**Exercise brief:**
The output consists only of the lines from the one with "What data populates" through the end of the records, each printed exactly, and contains no pictures.

Saved entries:
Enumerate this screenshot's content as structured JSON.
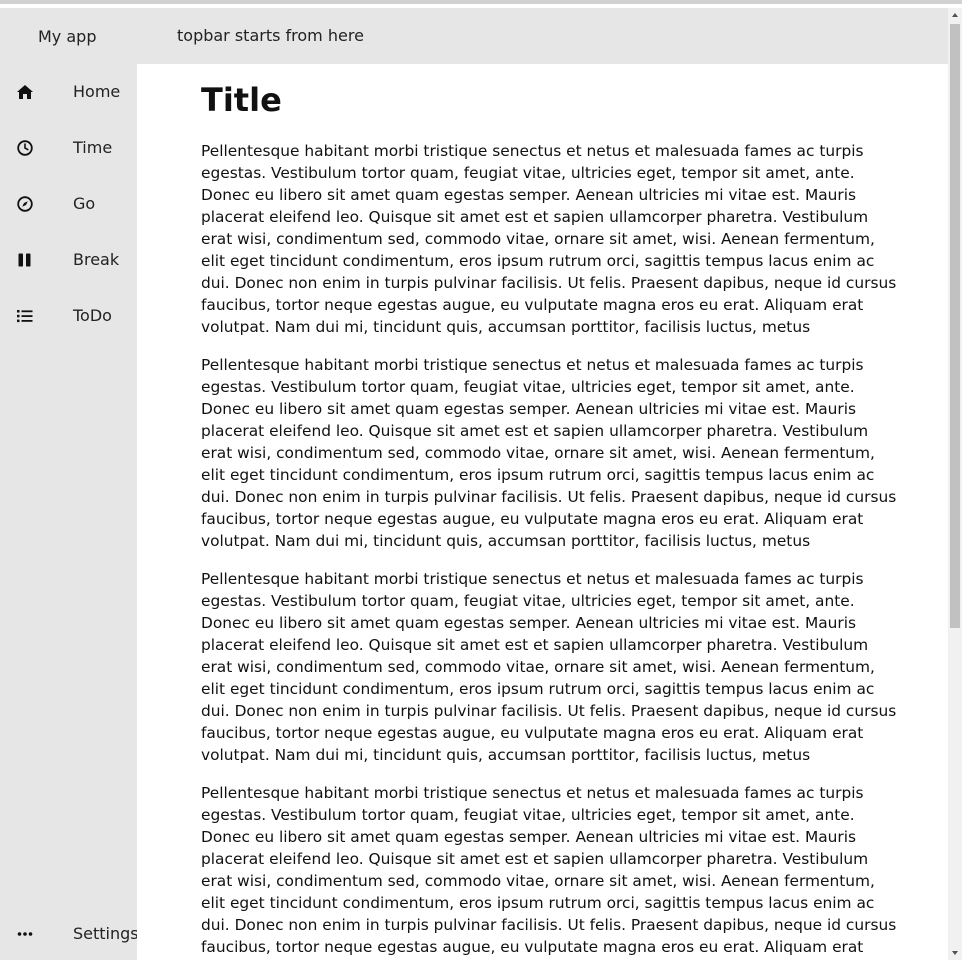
{
  "app": {
    "brand": "My app",
    "topbar_text": "topbar starts from here"
  },
  "sidebar": {
    "items": [
      {
        "label": "Home",
        "icon": "home-icon"
      },
      {
        "label": "Time",
        "icon": "clock-icon"
      },
      {
        "label": "Go",
        "icon": "compass-icon"
      },
      {
        "label": "Break",
        "icon": "pause-icon"
      },
      {
        "label": "ToDo",
        "icon": "list-icon"
      }
    ],
    "settings": {
      "label": "Settings",
      "icon": "ellipsis-icon"
    }
  },
  "main": {
    "title": "Title",
    "paragraphs": [
      "Pellentesque habitant morbi tristique senectus et netus et malesuada fames ac turpis egestas. Vestibulum tortor quam, feugiat vitae, ultricies eget, tempor sit amet, ante. Donec eu libero sit amet quam egestas semper. Aenean ultricies mi vitae est. Mauris placerat eleifend leo. Quisque sit amet est et sapien ullamcorper pharetra. Vestibulum erat wisi, condimentum sed, commodo vitae, ornare sit amet, wisi. Aenean fermentum, elit eget tincidunt condimentum, eros ipsum rutrum orci, sagittis tempus lacus enim ac dui. Donec non enim in turpis pulvinar facilisis. Ut felis. Praesent dapibus, neque id cursus faucibus, tortor neque egestas augue, eu vulputate magna eros eu erat. Aliquam erat volutpat. Nam dui mi, tincidunt quis, accumsan porttitor, facilisis luctus, metus",
      "Pellentesque habitant morbi tristique senectus et netus et malesuada fames ac turpis egestas. Vestibulum tortor quam, feugiat vitae, ultricies eget, tempor sit amet, ante. Donec eu libero sit amet quam egestas semper. Aenean ultricies mi vitae est. Mauris placerat eleifend leo. Quisque sit amet est et sapien ullamcorper pharetra. Vestibulum erat wisi, condimentum sed, commodo vitae, ornare sit amet, wisi. Aenean fermentum, elit eget tincidunt condimentum, eros ipsum rutrum orci, sagittis tempus lacus enim ac dui. Donec non enim in turpis pulvinar facilisis. Ut felis. Praesent dapibus, neque id cursus faucibus, tortor neque egestas augue, eu vulputate magna eros eu erat. Aliquam erat volutpat. Nam dui mi, tincidunt quis, accumsan porttitor, facilisis luctus, metus",
      "Pellentesque habitant morbi tristique senectus et netus et malesuada fames ac turpis egestas. Vestibulum tortor quam, feugiat vitae, ultricies eget, tempor sit amet, ante. Donec eu libero sit amet quam egestas semper. Aenean ultricies mi vitae est. Mauris placerat eleifend leo. Quisque sit amet est et sapien ullamcorper pharetra. Vestibulum erat wisi, condimentum sed, commodo vitae, ornare sit amet, wisi. Aenean fermentum, elit eget tincidunt condimentum, eros ipsum rutrum orci, sagittis tempus lacus enim ac dui. Donec non enim in turpis pulvinar facilisis. Ut felis. Praesent dapibus, neque id cursus faucibus, tortor neque egestas augue, eu vulputate magna eros eu erat. Aliquam erat volutpat. Nam dui mi, tincidunt quis, accumsan porttitor, facilisis luctus, metus",
      "Pellentesque habitant morbi tristique senectus et netus et malesuada fames ac turpis egestas. Vestibulum tortor quam, feugiat vitae, ultricies eget, tempor sit amet, ante. Donec eu libero sit amet quam egestas semper. Aenean ultricies mi vitae est. Mauris placerat eleifend leo. Quisque sit amet est et sapien ullamcorper pharetra. Vestibulum erat wisi, condimentum sed, commodo vitae, ornare sit amet, wisi. Aenean fermentum, elit eget tincidunt condimentum, eros ipsum rutrum orci, sagittis tempus lacus enim ac dui. Donec non enim in turpis pulvinar facilisis. Ut felis. Praesent dapibus, neque id cursus faucibus, tortor neque egestas augue, eu vulputate magna eros eu erat. Aliquam erat volutpat. Nam dui mi, tincidunt quis, accumsan porttitor, facilisis luctus, metus"
    ]
  },
  "colors": {
    "chrome_background": "#e6e6e6",
    "content_background": "#ffffff",
    "text": "#222222",
    "scrollbar_track": "#f1f1f1",
    "scrollbar_thumb": "#c1c1c1"
  }
}
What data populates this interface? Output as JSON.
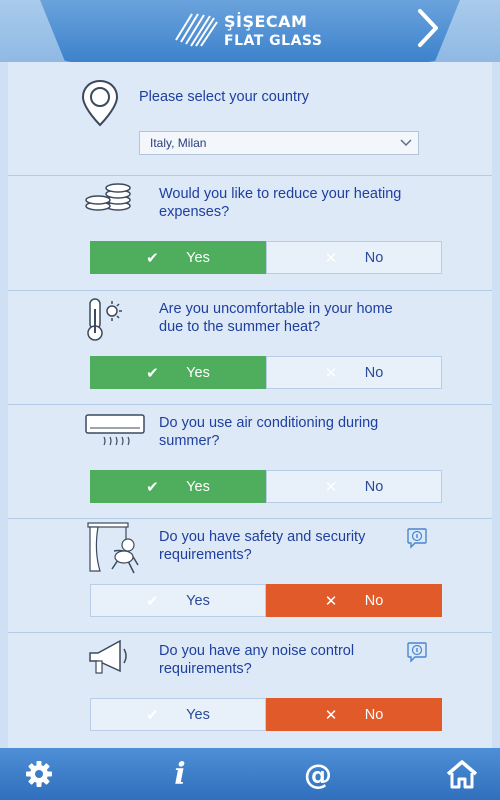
{
  "header": {
    "brand_line1": "ŞİŞECAM",
    "brand_line2": "FLAT GLASS",
    "logo_icon": "sisecam-logo-icon",
    "next_icon": "chevron-right-icon"
  },
  "country": {
    "label": "Please select your country",
    "selected": "Italy, Milan",
    "icon": "location-pin-icon"
  },
  "questions": [
    {
      "text": "Would you like to reduce your heating expenses?",
      "icon": "coins-icon",
      "yes": "Yes",
      "no": "No",
      "answer": "yes",
      "info": false
    },
    {
      "text": "Are you uncomfortable in your home due to the summer heat?",
      "icon": "thermometer-sun-icon",
      "yes": "Yes",
      "no": "No",
      "answer": "yes",
      "info": false
    },
    {
      "text": "Do you use air conditioning during summer?",
      "icon": "air-conditioner-icon",
      "yes": "Yes",
      "no": "No",
      "answer": "yes",
      "info": false
    },
    {
      "text": "Do you have safety and security requirements?",
      "icon": "burglar-window-icon",
      "yes": "Yes",
      "no": "No",
      "answer": "no",
      "info": true
    },
    {
      "text": "Do you have any noise control requirements?",
      "icon": "megaphone-icon",
      "yes": "Yes",
      "no": "No",
      "answer": "no",
      "info": true
    }
  ],
  "footer": {
    "info_glyph": "i",
    "email_glyph": "@",
    "items": [
      "settings-gear-icon",
      "info-icon",
      "email-at-icon",
      "home-icon"
    ]
  },
  "colors": {
    "yes_active": "#4fae5e",
    "no_active": "#e05a2a",
    "text": "#1f3f9e",
    "header": "#3d82cc"
  }
}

**Solution for this task:**
What data populates this interface? Output as JSON.
{
  "header": {
    "brand_line1": "ŞİŞECAM",
    "brand_line2": "FLAT GLASS",
    "logo_icon": "sisecam-logo-icon",
    "next_icon": "chevron-right-icon"
  },
  "country": {
    "label": "Please select your country",
    "selected": "Italy, Milan",
    "icon": "location-pin-icon"
  },
  "questions": [
    {
      "text": "Would you like to reduce your heating expenses?",
      "icon": "coins-icon",
      "yes": "Yes",
      "no": "No",
      "answer": "yes",
      "info": false
    },
    {
      "text": "Are you uncomfortable in your home due to the summer heat?",
      "icon": "thermometer-sun-icon",
      "yes": "Yes",
      "no": "No",
      "answer": "yes",
      "info": false
    },
    {
      "text": "Do you use air conditioning during summer?",
      "icon": "air-conditioner-icon",
      "yes": "Yes",
      "no": "No",
      "answer": "yes",
      "info": false
    },
    {
      "text": "Do you have safety and security requirements?",
      "icon": "burglar-window-icon",
      "yes": "Yes",
      "no": "No",
      "answer": "no",
      "info": true
    },
    {
      "text": "Do you have any noise control requirements?",
      "icon": "megaphone-icon",
      "yes": "Yes",
      "no": "No",
      "answer": "no",
      "info": true
    }
  ],
  "footer": {
    "info_glyph": "i",
    "email_glyph": "@",
    "items": [
      "settings-gear-icon",
      "info-icon",
      "email-at-icon",
      "home-icon"
    ]
  },
  "colors": {
    "yes_active": "#4fae5e",
    "no_active": "#e05a2a",
    "text": "#1f3f9e",
    "header": "#3d82cc"
  }
}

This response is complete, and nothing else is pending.